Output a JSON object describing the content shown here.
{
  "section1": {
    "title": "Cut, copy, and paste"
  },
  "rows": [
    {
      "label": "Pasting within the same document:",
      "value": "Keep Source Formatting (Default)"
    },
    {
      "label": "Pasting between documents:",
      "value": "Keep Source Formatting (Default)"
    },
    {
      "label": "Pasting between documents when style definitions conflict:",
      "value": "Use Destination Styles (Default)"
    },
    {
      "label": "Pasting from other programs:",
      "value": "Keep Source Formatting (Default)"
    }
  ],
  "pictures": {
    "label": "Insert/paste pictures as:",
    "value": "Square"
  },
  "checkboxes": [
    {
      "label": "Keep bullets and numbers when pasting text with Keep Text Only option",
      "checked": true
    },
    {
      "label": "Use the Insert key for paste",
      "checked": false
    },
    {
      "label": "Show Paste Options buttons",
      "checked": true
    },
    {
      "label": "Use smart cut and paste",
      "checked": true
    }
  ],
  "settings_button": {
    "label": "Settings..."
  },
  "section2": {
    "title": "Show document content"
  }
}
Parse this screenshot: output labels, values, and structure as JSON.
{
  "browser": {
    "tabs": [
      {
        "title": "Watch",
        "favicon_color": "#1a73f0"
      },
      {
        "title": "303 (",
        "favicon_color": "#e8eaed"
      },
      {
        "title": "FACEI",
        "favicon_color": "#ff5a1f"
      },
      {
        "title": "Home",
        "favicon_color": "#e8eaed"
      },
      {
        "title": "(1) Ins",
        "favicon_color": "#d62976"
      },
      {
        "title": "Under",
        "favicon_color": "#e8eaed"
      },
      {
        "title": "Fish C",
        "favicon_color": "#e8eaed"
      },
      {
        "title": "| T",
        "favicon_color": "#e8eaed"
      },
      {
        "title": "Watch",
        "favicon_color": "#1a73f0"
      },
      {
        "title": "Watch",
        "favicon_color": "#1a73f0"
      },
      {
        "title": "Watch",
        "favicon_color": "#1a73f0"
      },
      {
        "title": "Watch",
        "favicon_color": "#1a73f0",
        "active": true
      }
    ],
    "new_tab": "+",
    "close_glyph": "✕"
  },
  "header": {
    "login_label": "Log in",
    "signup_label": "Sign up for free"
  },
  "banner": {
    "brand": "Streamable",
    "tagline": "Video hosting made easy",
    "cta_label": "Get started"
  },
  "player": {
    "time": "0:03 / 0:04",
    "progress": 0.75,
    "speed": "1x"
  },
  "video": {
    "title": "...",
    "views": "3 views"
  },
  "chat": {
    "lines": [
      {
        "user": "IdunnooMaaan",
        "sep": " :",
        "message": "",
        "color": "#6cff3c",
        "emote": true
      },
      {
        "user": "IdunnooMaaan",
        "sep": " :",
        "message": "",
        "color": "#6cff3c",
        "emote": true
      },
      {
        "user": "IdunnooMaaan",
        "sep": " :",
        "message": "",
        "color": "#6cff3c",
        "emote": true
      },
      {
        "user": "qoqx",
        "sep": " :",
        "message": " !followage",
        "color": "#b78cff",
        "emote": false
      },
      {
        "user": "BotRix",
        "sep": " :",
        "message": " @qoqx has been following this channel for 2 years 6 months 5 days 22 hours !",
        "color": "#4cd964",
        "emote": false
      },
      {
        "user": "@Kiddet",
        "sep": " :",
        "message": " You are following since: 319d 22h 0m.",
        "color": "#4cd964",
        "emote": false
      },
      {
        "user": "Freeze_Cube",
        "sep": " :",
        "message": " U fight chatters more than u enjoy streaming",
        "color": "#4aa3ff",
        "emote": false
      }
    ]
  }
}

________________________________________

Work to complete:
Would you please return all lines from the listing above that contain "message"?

Written solution:
        "message": "",
        "message": "",
        "message": "",
        "message": " !followage",
        "message": " @qoqx has been following this channel for 2 years 6 months 5 days 22 hours !",
        "message": " You are following since: 319d 22h 0m.",
        "message": " U fight chatters more than u enjoy streaming",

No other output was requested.